WHAT TO DO
Count the lines in the entries that contain "content". Say the number and nothing more.
RECORDS PROVIDED Start Marker
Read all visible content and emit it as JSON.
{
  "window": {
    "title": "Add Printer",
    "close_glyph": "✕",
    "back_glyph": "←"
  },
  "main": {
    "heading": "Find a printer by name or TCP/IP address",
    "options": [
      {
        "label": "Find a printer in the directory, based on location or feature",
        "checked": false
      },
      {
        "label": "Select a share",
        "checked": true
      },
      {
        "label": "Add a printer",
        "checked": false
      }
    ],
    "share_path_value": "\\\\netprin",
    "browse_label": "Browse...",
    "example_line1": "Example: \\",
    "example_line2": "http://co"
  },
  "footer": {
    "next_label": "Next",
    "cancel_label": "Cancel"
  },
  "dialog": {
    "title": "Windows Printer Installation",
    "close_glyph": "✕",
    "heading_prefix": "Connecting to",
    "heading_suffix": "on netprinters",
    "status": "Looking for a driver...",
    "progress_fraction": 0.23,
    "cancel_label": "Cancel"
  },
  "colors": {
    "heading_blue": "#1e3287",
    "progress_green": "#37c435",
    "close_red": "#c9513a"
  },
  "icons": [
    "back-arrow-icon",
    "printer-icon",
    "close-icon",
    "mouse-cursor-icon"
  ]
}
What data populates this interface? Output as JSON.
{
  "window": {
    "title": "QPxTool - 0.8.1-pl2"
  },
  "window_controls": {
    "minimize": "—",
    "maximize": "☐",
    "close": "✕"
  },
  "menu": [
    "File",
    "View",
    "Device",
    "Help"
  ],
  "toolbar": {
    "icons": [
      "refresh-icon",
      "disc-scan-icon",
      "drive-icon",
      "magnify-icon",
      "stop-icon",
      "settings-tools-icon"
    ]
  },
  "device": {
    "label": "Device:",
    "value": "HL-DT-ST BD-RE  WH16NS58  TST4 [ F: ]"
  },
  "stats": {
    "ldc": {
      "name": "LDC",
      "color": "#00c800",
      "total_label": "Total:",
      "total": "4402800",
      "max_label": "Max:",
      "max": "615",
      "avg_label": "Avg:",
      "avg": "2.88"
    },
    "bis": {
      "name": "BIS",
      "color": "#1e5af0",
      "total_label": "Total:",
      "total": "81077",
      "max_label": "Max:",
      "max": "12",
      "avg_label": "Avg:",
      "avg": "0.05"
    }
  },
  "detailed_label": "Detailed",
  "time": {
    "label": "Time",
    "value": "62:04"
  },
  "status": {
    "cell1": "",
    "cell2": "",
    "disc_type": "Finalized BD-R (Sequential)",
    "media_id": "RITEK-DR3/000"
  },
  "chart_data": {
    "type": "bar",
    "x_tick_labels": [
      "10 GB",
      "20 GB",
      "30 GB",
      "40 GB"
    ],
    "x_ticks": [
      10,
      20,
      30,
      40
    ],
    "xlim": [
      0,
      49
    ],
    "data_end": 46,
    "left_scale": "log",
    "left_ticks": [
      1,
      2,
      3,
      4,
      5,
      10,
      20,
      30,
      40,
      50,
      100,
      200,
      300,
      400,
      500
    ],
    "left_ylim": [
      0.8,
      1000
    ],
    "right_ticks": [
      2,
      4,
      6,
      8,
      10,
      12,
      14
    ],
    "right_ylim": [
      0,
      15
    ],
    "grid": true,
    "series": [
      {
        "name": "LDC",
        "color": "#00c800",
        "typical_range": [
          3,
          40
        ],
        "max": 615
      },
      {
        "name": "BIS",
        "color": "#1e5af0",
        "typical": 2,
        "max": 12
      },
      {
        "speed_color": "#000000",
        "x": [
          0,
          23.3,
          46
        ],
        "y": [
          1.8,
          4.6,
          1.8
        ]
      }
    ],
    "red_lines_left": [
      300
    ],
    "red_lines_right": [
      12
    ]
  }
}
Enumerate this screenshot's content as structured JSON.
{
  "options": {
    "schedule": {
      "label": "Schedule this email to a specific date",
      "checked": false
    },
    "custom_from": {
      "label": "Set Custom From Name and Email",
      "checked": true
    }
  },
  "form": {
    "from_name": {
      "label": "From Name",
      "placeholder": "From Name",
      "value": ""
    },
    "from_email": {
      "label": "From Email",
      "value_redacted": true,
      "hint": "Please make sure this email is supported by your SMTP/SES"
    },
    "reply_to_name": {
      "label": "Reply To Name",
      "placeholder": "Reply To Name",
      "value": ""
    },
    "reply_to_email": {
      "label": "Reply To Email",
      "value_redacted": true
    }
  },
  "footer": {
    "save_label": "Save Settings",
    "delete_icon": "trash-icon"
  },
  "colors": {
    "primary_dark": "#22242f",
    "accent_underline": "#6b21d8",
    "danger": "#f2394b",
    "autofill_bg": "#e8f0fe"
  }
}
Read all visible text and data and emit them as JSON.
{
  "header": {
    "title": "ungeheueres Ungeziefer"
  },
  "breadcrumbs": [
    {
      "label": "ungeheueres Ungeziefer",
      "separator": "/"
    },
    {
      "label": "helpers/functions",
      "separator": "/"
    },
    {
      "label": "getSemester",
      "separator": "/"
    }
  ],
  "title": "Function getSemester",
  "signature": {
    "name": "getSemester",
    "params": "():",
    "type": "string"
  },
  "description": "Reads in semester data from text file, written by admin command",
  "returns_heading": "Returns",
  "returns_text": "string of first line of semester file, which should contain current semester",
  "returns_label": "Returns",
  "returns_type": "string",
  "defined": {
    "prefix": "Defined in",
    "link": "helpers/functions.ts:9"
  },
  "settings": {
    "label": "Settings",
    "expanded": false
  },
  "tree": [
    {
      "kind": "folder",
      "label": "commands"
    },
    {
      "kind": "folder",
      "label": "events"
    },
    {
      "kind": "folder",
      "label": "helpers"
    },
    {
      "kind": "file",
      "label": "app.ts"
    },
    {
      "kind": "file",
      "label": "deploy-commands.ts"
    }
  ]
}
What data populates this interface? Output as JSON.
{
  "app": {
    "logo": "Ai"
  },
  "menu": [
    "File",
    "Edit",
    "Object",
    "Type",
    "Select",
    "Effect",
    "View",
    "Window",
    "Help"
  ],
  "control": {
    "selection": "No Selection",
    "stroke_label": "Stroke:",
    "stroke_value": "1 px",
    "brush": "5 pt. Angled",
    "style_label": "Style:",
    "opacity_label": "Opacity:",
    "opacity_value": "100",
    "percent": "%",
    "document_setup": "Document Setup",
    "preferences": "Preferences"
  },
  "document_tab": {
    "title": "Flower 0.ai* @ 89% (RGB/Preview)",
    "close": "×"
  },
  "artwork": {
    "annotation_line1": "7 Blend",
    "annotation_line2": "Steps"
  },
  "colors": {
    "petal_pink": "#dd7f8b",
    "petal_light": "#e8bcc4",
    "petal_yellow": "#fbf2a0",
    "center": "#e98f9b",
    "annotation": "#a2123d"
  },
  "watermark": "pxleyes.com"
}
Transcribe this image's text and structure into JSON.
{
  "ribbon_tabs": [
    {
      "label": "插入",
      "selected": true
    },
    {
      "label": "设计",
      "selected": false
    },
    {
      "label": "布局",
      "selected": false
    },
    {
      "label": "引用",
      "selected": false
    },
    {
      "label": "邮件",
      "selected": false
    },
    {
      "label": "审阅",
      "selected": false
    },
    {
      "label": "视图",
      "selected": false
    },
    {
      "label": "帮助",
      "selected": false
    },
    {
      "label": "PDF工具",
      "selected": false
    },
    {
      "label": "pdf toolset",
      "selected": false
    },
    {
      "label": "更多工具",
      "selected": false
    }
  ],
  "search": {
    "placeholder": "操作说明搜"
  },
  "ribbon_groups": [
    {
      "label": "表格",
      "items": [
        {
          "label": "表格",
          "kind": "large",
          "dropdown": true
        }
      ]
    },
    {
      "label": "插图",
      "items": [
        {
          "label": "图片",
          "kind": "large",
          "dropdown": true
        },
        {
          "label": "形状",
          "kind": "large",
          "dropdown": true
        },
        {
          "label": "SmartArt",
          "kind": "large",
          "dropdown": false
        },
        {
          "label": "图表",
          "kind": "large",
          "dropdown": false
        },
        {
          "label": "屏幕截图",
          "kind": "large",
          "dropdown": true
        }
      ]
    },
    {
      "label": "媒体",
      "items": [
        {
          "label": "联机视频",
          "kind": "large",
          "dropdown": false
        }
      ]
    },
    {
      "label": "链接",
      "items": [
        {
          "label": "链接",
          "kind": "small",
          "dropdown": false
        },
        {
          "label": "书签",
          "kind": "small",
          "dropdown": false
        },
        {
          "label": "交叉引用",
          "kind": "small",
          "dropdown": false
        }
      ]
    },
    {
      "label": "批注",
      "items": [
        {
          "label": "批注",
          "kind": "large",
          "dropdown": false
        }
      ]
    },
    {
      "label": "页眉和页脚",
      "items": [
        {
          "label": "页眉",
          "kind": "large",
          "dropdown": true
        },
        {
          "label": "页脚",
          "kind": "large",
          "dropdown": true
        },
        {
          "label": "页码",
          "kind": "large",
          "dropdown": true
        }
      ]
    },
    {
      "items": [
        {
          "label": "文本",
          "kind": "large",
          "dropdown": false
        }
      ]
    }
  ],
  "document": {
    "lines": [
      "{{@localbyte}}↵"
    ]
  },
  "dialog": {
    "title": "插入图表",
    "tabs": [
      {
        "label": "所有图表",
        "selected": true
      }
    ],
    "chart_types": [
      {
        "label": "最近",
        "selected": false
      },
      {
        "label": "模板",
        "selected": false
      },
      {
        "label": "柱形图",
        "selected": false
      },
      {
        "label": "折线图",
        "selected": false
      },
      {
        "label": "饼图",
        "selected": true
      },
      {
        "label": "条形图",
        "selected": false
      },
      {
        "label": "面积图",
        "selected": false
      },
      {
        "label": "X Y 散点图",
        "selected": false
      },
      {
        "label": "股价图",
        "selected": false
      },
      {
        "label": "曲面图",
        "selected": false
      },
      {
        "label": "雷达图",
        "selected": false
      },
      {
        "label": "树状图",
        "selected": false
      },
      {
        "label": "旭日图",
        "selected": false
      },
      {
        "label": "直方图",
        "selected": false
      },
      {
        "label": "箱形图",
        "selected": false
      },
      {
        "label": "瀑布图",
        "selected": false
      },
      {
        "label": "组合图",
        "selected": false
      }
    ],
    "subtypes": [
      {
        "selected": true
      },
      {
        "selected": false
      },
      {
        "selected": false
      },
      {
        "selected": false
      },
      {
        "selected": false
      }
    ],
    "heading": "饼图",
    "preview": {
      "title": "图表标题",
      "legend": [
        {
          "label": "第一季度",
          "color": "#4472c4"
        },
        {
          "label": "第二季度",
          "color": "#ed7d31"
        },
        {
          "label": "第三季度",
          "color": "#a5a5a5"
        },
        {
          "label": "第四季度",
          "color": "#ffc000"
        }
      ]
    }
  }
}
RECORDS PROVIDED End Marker
RESPONSE TO THE EXERCISE
2